ACTION ITEM:
For each line of the data below, test for "OneDrive". Report only the number of lines that pass.

EXERCISE MATERIALS:
---------------

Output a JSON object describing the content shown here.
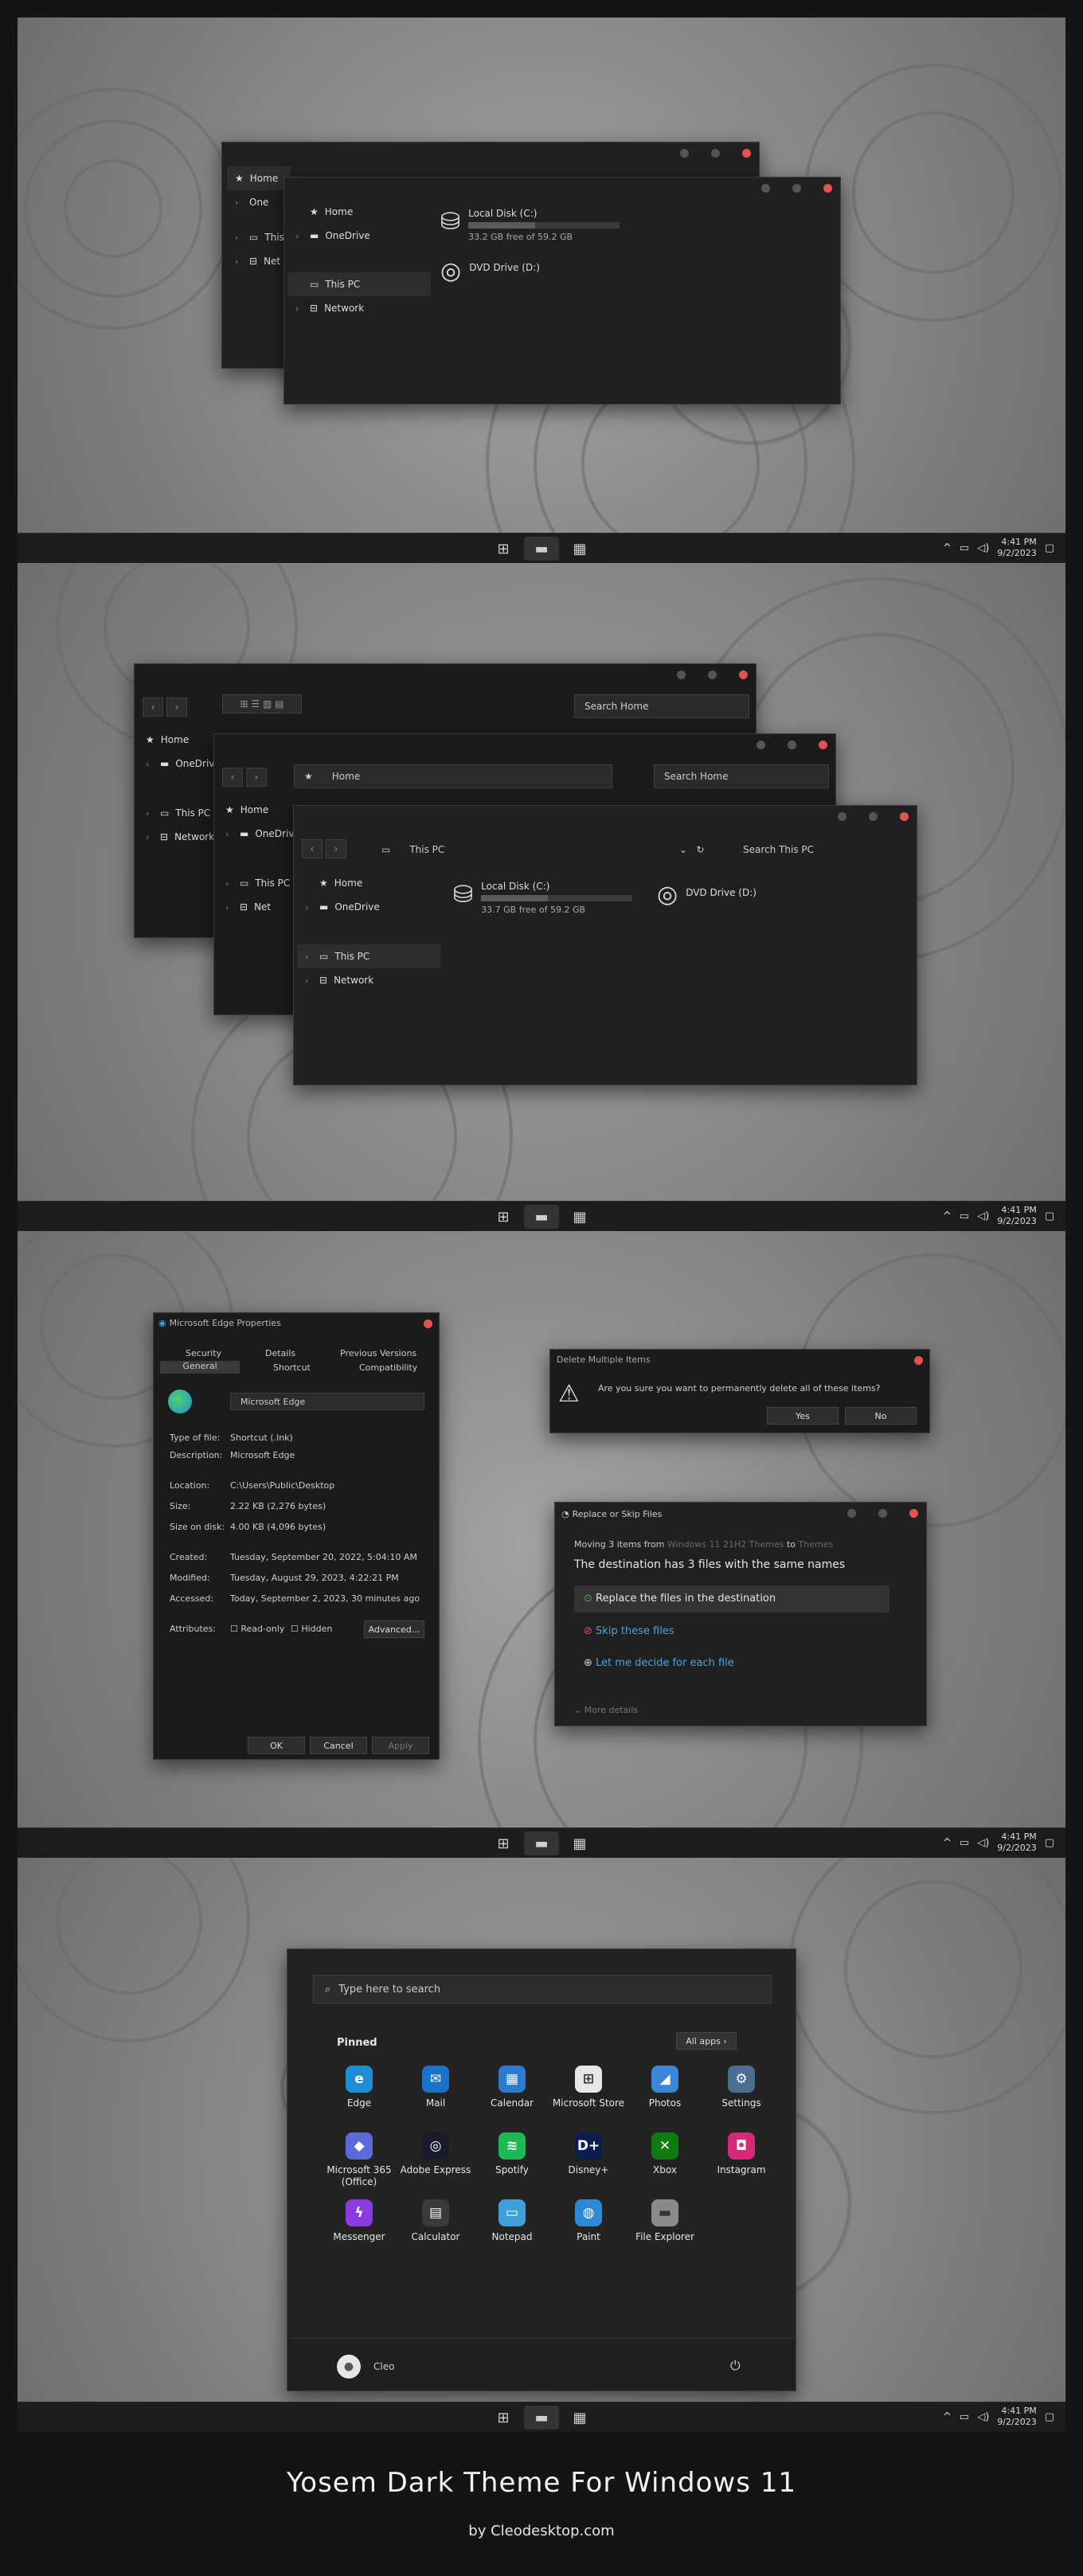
{
  "explorer": {
    "home": "Home",
    "onedrive": "OneDrive",
    "this_pc": "This PC",
    "network": "Network",
    "search_home": "Search Home",
    "search_this_pc": "Search This PC",
    "one_trunc": "One",
    "net_trunc": "Net",
    "onedrive_trunc": "OneDrive",
    "thi_trunc": "This",
    "drive_c": {
      "name": "Local Disk (C:)",
      "free1": "33.2 GB free of 59.2 GB",
      "free2": "33.7 GB free of 59.2 GB",
      "used_fraction": 0.44
    },
    "drive_d": {
      "name": "DVD Drive (D:)",
      "badge": "DVD"
    }
  },
  "taskbar": {
    "time": "4:41 PM",
    "date": "9/2/2023"
  },
  "properties": {
    "title": "Microsoft Edge Properties",
    "tabs_top": [
      "Security",
      "Details",
      "Previous Versions"
    ],
    "tabs_bottom": [
      "General",
      "Shortcut",
      "Compatibility"
    ],
    "name": "Microsoft Edge",
    "rows": [
      {
        "label": "Type of file:",
        "value": "Shortcut (.lnk)"
      },
      {
        "label": "Description:",
        "value": "Microsoft Edge"
      },
      {
        "label": "Location:",
        "value": "C:\\Users\\Public\\Desktop"
      },
      {
        "label": "Size:",
        "value": "2.22 KB (2,276 bytes)"
      },
      {
        "label": "Size on disk:",
        "value": "4.00 KB (4,096 bytes)"
      },
      {
        "label": "Created:",
        "value": "Tuesday, September 20, 2022, 5:04:10 AM"
      },
      {
        "label": "Modified:",
        "value": "Tuesday, August 29, 2023, 4:22:21 PM"
      },
      {
        "label": "Accessed:",
        "value": "Today, September 2, 2023, 30 minutes ago"
      }
    ],
    "attributes": "Attributes:",
    "read_only": "Read-only",
    "hidden": "Hidden",
    "advanced": "Advanced...",
    "ok": "OK",
    "cancel": "Cancel",
    "apply": "Apply"
  },
  "delete_dialog": {
    "title": "Delete Multiple Items",
    "message": "Are you sure you want to permanently delete all of these items?",
    "yes": "Yes",
    "no": "No"
  },
  "replace_dialog": {
    "title": "Replace or Skip Files",
    "moving_prefix": "Moving 3 items from",
    "source": "Windows 11 21H2 Themes",
    "to": "to",
    "dest": "Themes",
    "headline": "The destination has 3 files with the same names",
    "opt1": "Replace the files in the destination",
    "opt2": "Skip these files",
    "opt3": "Let me decide for each file",
    "more": "More details"
  },
  "start": {
    "search_placeholder": "Type here to search",
    "pinned": "Pinned",
    "all_apps": "All apps",
    "user": "Cleo",
    "apps": [
      {
        "name": "Edge",
        "color": "#1f8dd6",
        "glyph": "e"
      },
      {
        "name": "Mail",
        "color": "#1a73c9",
        "glyph": "✉"
      },
      {
        "name": "Calendar",
        "color": "#2d7bd1",
        "glyph": "▦"
      },
      {
        "name": "Microsoft Store",
        "color": "#e7e7e7",
        "glyph": "⊞"
      },
      {
        "name": "Photos",
        "color": "#3a86d8",
        "glyph": "◢"
      },
      {
        "name": "Settings",
        "color": "#4b6d8f",
        "glyph": "⚙"
      },
      {
        "name": "Microsoft 365 (Office)",
        "color": "#5a6ad8",
        "glyph": "◆"
      },
      {
        "name": "Adobe Express",
        "color": "#1a1a2e",
        "glyph": "◎"
      },
      {
        "name": "Spotify",
        "color": "#1db954",
        "glyph": "≋"
      },
      {
        "name": "Disney+",
        "color": "#0b1d4f",
        "glyph": "D+"
      },
      {
        "name": "Xbox",
        "color": "#107c10",
        "glyph": "✕"
      },
      {
        "name": "Instagram",
        "color": "#d6297a",
        "glyph": "◘"
      },
      {
        "name": "Messenger",
        "color": "#8a3ae0",
        "glyph": "ϟ"
      },
      {
        "name": "Calculator",
        "color": "#3a3a3a",
        "glyph": "▤"
      },
      {
        "name": "Notepad",
        "color": "#3fa0d8",
        "glyph": "▭"
      },
      {
        "name": "Paint",
        "color": "#2d89d6",
        "glyph": "◍"
      },
      {
        "name": "File Explorer",
        "color": "#8a8a8a",
        "glyph": "▬"
      }
    ]
  },
  "footer": {
    "title": "Yosem Dark Theme For Windows 11",
    "sub": "by Cleodesktop.com"
  }
}
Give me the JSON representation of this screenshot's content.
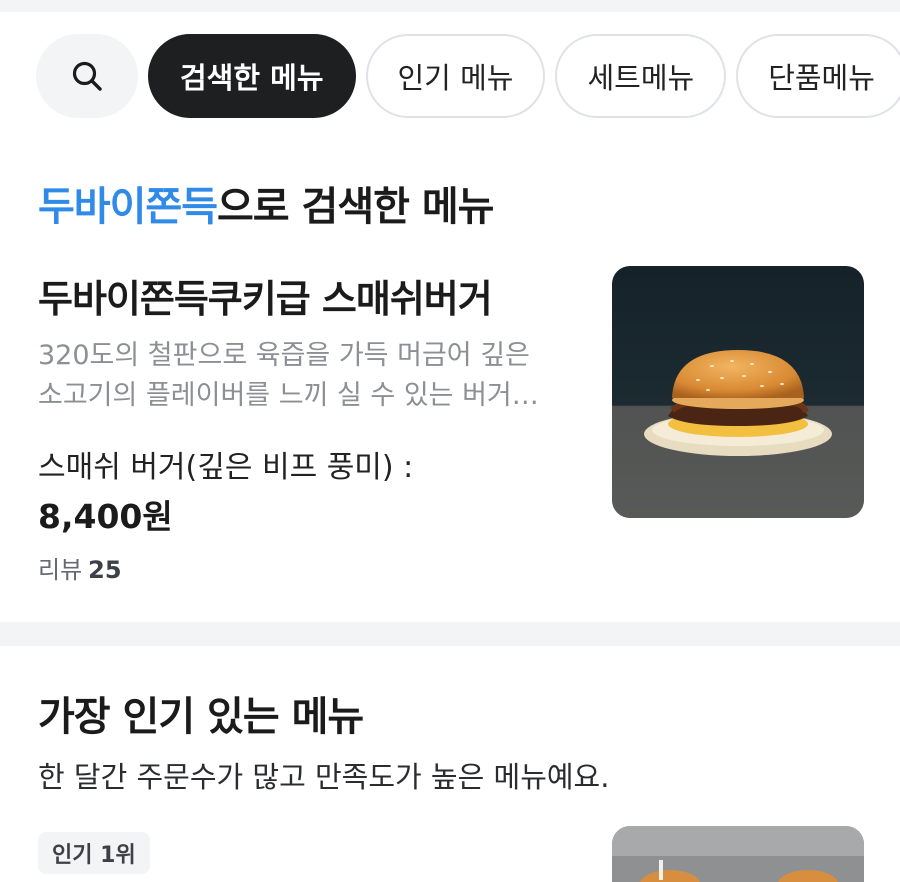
{
  "filters": {
    "search_icon": "search-icon",
    "chips": [
      {
        "label": "검색한 메뉴",
        "active": true
      },
      {
        "label": "인기 메뉴",
        "active": false
      },
      {
        "label": "세트메뉴",
        "active": false
      },
      {
        "label": "단품메뉴",
        "active": false
      }
    ]
  },
  "searched_section": {
    "keyword": "두바이쫀득",
    "title_suffix": "으로 검색한 메뉴",
    "item": {
      "name": "두바이쫀득쿠키급 스매쉬버거",
      "description_line1": "320도의 철판으로 육즙을 가득 머금어 깊은",
      "description_line2": "소고기의 플레이버를 느끼 실 수 있는 버거…",
      "option": "스매쉬 버거(깊은 비프 풍미) :",
      "price": "8,400원",
      "review_label": "리뷰",
      "review_count": "25"
    }
  },
  "popular_section": {
    "title": "가장 인기 있는 메뉴",
    "subtitle": "한 달간 주문수가 많고 만족도가 높은 메뉴예요.",
    "first_item": {
      "rank_badge": "인기 1위"
    }
  },
  "colors": {
    "accent": "#2f8ae8",
    "chip_active_bg": "#1d1f21",
    "muted_text": "#8c8f94",
    "section_bg": "#f2f4f6"
  }
}
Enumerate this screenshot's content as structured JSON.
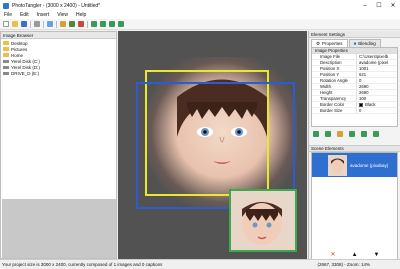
{
  "window": {
    "title": "PhotoTangler - (3000 x 2400) - Untitled*"
  },
  "menu": [
    "File",
    "Edit",
    "Insert",
    "View",
    "Help"
  ],
  "left_panel": {
    "header": "Image Browser",
    "tree": [
      {
        "label": "Desktop",
        "icon": "folder-icon"
      },
      {
        "label": "Pictures",
        "icon": "folder-icon"
      },
      {
        "label": "Home",
        "icon": "folder-icon"
      },
      {
        "label": "Yerel Disk (C:)",
        "icon": "drive-icon"
      },
      {
        "label": "Yerel Disk (D:)",
        "icon": "drive-icon"
      },
      {
        "label": "DRIVE_D (E:)",
        "icon": "drive-icon"
      }
    ]
  },
  "right_panel": {
    "header": "Element Settings",
    "tabs": [
      "Properties",
      "Blending"
    ],
    "prop_category": "Image Properties",
    "props": [
      {
        "name": "Image File",
        "value": "C:\\Users\\pixelb"
      },
      {
        "name": "Description",
        "value": "avadome (pixel"
      },
      {
        "name": "Position X",
        "value": "1001"
      },
      {
        "name": "Position Y",
        "value": "621"
      },
      {
        "name": "Rotation Angle",
        "value": "0"
      },
      {
        "name": "Width",
        "value": "2690"
      },
      {
        "name": "Height",
        "value": "2690"
      },
      {
        "name": "Transparency",
        "value": "100"
      },
      {
        "name": "Border Color",
        "value": "Black"
      },
      {
        "name": "Border Size",
        "value": "0"
      }
    ],
    "scene_header": "Scene Elements",
    "scene_item_label": "avadome (pixabay)"
  },
  "status": {
    "left": "Your project size is 3000 x 2400, currently composed of 1 images and 0 captions",
    "right": "(2667, 3308) - Zoom: 14%"
  },
  "colors": {
    "selection_yellow": "#e8e830",
    "selection_blue": "#2a5cd4",
    "selection_green": "#3ca850",
    "scene_highlight": "#2e6fd0"
  }
}
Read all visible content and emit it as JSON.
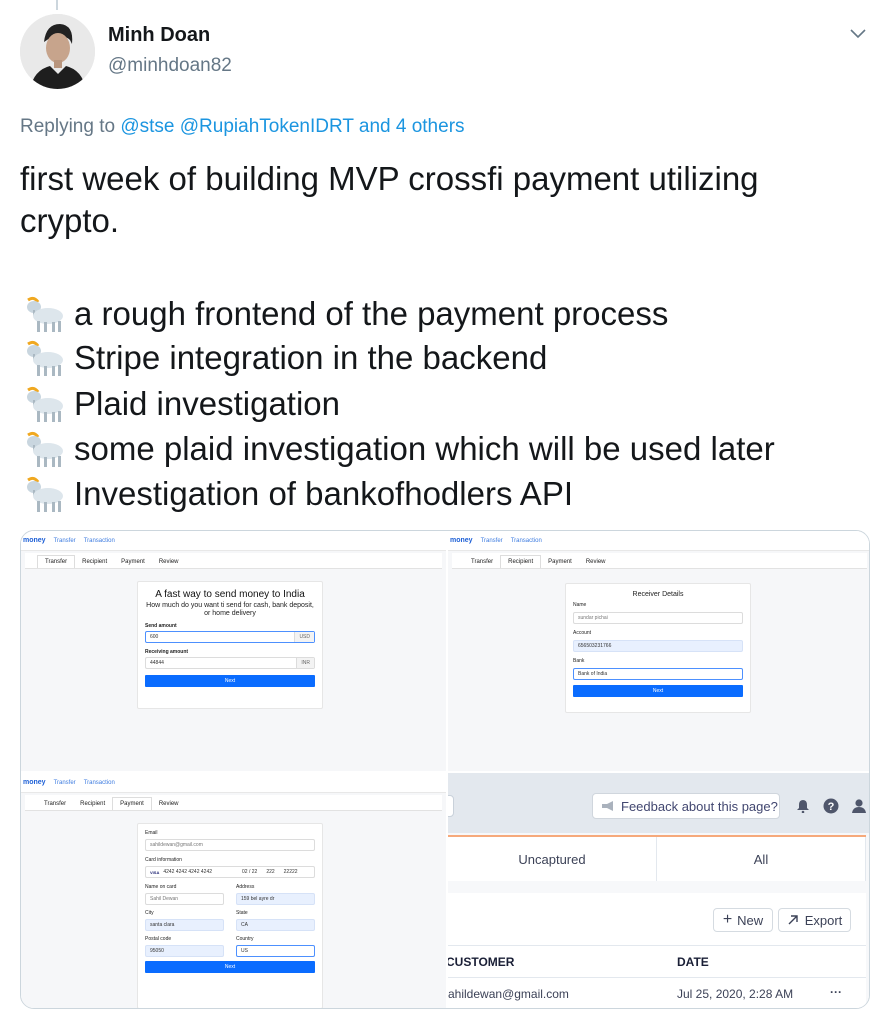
{
  "author": {
    "name": "Minh Doan",
    "handle": "@minhdoan82"
  },
  "reply": {
    "prefix": "Replying to",
    "mention1": "@stse",
    "mention2": "@RupiahTokenIDRT",
    "others": "and 4 others"
  },
  "tweet": {
    "text": "first week of building MVP crossfi payment utilizing crypto.",
    "bullets": [
      "a rough frontend of the payment process",
      "Stripe integration in the backend",
      "Plaid  investigation",
      "some plaid investigation which will be used later",
      "Investigation of bankofhodlers API"
    ]
  },
  "app": {
    "brand": "money",
    "nav_transfer": "Transfer",
    "nav_transaction": "Transaction",
    "tabs": [
      "Transfer",
      "Recipient",
      "Payment",
      "Review"
    ]
  },
  "transfer": {
    "title": "A fast way to send money to India",
    "subtitle": "How much do you want ti send for cash, bank deposit, or home delivery",
    "send_label": "Send amount",
    "send_value": "600",
    "send_currency": "USD",
    "receive_label": "Receiving amount",
    "receive_value": "44844",
    "receive_currency": "INR",
    "next": "Next"
  },
  "recipient": {
    "title": "Receiver Details",
    "name_label": "Name",
    "name_value": "sundar pichai",
    "account_label": "Account",
    "account_value": "656503231766",
    "bank_label": "Bank",
    "bank_value": "Bank of India",
    "next": "Next"
  },
  "payment": {
    "email_label": "Email",
    "email_value": "sahildewan@gmail.com",
    "card_label": "Card information",
    "card_brand": "VISA",
    "card_number": "4242 4242 4242 4242",
    "card_exp": "02 / 22",
    "card_cvc": "222",
    "card_zip": "22222",
    "name_label": "Name on card",
    "name_value": "Sahil Dewan",
    "address_label": "Address",
    "address_value": "159 bel ayre dr",
    "city_label": "City",
    "city_value": "santa clara",
    "state_label": "State",
    "state_value": "CA",
    "postal_label": "Postal code",
    "postal_value": "95050",
    "country_label": "Country",
    "country_value": "US",
    "next": "Next"
  },
  "dashboard": {
    "feedback": "Feedback about this page?",
    "tab_uncaptured": "Uncaptured",
    "tab_all": "All",
    "new_button": "New",
    "export_button": "Export",
    "col_customer": "CUSTOMER",
    "col_date": "DATE",
    "row_customer": "ahildewan@gmail.com",
    "row_date": "Jul 25, 2020, 2:28 AM",
    "row_more": "···"
  }
}
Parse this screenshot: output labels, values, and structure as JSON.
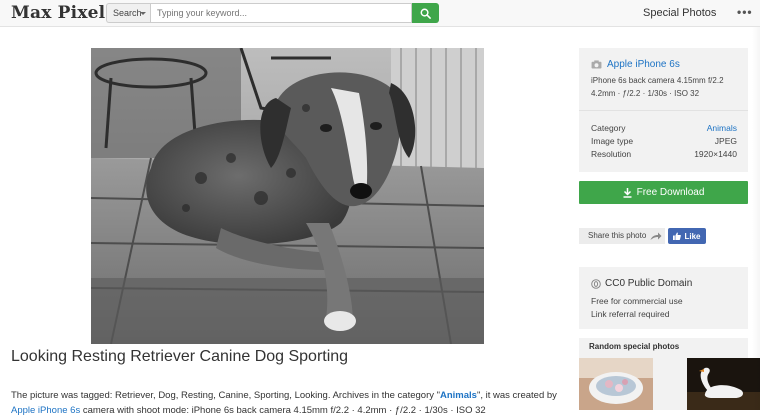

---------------

ANSWER TO THIS PROBLEM:
2